- _ACTION ITEM_:
Below are the entries; return every line among them that holds the word "Supports".

- _DATA SUPPLIED_:
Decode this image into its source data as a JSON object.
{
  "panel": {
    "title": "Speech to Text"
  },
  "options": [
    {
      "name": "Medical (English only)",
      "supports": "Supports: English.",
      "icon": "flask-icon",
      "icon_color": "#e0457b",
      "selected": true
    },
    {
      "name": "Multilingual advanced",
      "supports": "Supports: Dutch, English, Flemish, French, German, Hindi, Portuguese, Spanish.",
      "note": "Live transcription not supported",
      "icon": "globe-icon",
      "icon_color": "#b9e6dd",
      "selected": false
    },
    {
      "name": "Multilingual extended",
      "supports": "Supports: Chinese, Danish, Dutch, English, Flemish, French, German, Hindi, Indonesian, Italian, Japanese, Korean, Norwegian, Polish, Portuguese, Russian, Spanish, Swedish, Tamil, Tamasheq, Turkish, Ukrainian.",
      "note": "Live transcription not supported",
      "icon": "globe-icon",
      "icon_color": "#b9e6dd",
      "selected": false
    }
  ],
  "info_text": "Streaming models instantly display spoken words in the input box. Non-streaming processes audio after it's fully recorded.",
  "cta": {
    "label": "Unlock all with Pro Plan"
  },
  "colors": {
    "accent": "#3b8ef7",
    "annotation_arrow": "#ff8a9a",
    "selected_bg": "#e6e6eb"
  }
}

- _OUTPUT_:
      "supports": "Supports: English.",
      "supports": "Supports: Dutch, English, Flemish, French, German, Hindi, Portuguese, Spanish.",
      "supports": "Supports: Chinese, Danish, Dutch, English, Flemish, French, German, Hindi, Indonesian, Italian, Japanese, Korean, Norwegian, Polish, Portuguese, Russian, Spanish, Swedish, Tamil, Tamasheq, Turkish, Ukrainian.",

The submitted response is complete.